What is a Milling Cutter?
The fly mill is just one example of a milling cutter. As with drill bits, these are rotary tools used on CNC machining centers, live-tool lathes, and yes, manual milling machines. But where a drill bit's cutting edges are positioned at the very end of the tool, limiting it to axial material removal (i.e., holemaking), a milling tool also boasts cutting edges along its periphery, allowing it to remove material radially, from side to side. A huge variety of such tools exists:
- The fly mill just discussed is a type of face mill, used to produce flat surfaces on metal and plastic workpieces. They are rarely found on CNC machining centers.
- Slotting mills and slitting cutters are just as their name describes, able to cut slots and narrow slits respectively in the tops and sides of parts.
- Dovetail tools are a special type of milling cutter that machines the angled grooves needed to join many machinery components.

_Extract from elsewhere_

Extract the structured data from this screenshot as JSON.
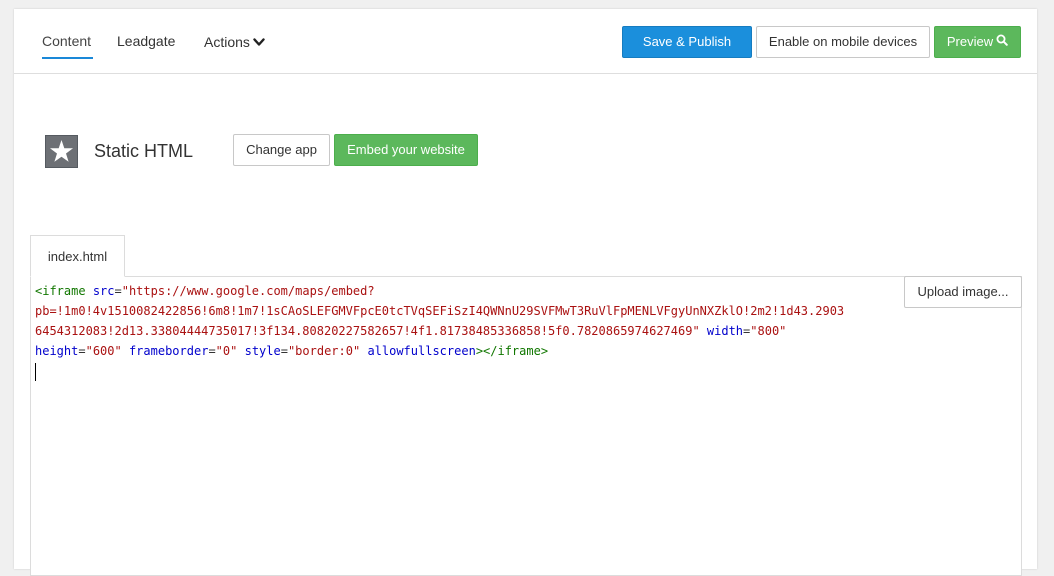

- Similarly, gear cutters (also known as hobs) are used to cut gear forms, splines, and sprockets. For the most part, they require dedicated machinery.

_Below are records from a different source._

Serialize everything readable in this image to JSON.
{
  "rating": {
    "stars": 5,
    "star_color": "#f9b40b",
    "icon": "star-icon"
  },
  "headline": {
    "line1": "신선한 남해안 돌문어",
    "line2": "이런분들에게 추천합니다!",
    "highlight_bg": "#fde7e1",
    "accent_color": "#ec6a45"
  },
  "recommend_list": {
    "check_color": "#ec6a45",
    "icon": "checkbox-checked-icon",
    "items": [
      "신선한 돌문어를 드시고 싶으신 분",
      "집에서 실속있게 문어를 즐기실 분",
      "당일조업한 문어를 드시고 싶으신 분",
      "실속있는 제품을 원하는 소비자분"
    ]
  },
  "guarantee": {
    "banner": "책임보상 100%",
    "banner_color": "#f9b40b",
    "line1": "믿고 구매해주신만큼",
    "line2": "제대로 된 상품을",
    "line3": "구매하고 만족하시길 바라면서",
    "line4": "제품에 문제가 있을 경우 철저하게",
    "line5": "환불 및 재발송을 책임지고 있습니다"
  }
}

Each of these is an application-specific cutter, limited to relatively small amounts of material removal and the creation of distinct part features. In a moment, we'll talk about the more general-purpose tools—the end mills, shell mills, and other workhorses of the machining industry. For now, though, it’s important to recognize that all milling tools (with one or two exceptions) are just as described previously—multi-toothed rotary cutters that utilize a shearing action to remove material along the periphery of the tool and, in some instances, can act like a drill as well.